Amash also voted for an amendment that prohibited funds for the Military Accessions Vital to National Interest (MAVNI) program because the program was extended to DACA recipients. This creative program, which hasn't escaped Trump's assaults, is the brainchild of a conservative Federalist Society lawyer who received the MacArthur Genius Grant for it. It allowed the Army to recruit legal immigrants who have skills considered to be of vital national interest and give them a path to permanent residency and citizenship. But Heritage Action, the lobbying arm of the conservative Heritage Foundation, dubbed the extension of the program to DACA holders "amnesty" and urged Republicans to vote for an amendment to defund it. That's exactly what Amash did.
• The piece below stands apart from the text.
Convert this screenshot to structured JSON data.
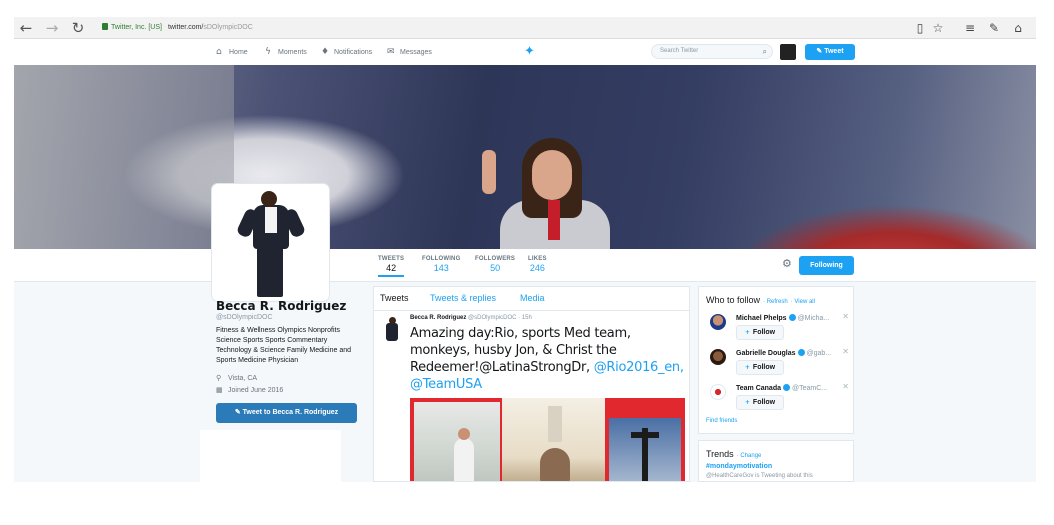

Amash also voted "no" on last year's Farm Workforce Modernization Act after he'd quit the GOP. This bill would have expanded the H-2A visa program and allowed farmers to not just hire more foreign guest workers but to do so for the full year, instead of only seasonally. It would have also permitted undocumented aliens to obtain permanent residence if they had worked in domestic agriculture for at least 10 years and were willing to continue working in the industry for an additional four years. The bill contained an ill-advised E-Verify mandate for farmers, and that's certainly an affront to civil liberties. But it would suggest a strange and selective punctiliousness if that's what turned Amash against the bill, given his support for a wall, defunding sanctuary cities, and enhanced refugee vetting.
Amash's immigration record might be heroic for a Republican, but it is tame by libertarian standards—and confusing, too. He has repeatedly tried to reassure libertarians that he intends to "earn" the party's nomination by addressing concerns and explaining himself. If he's serious about that, he ought to clarify where exactly he stands on an issue that is central for his new party and that is going to be a major national issue as restrictionist forces ramp up to turn Trump's current temporary pause on immigration into a permanent one.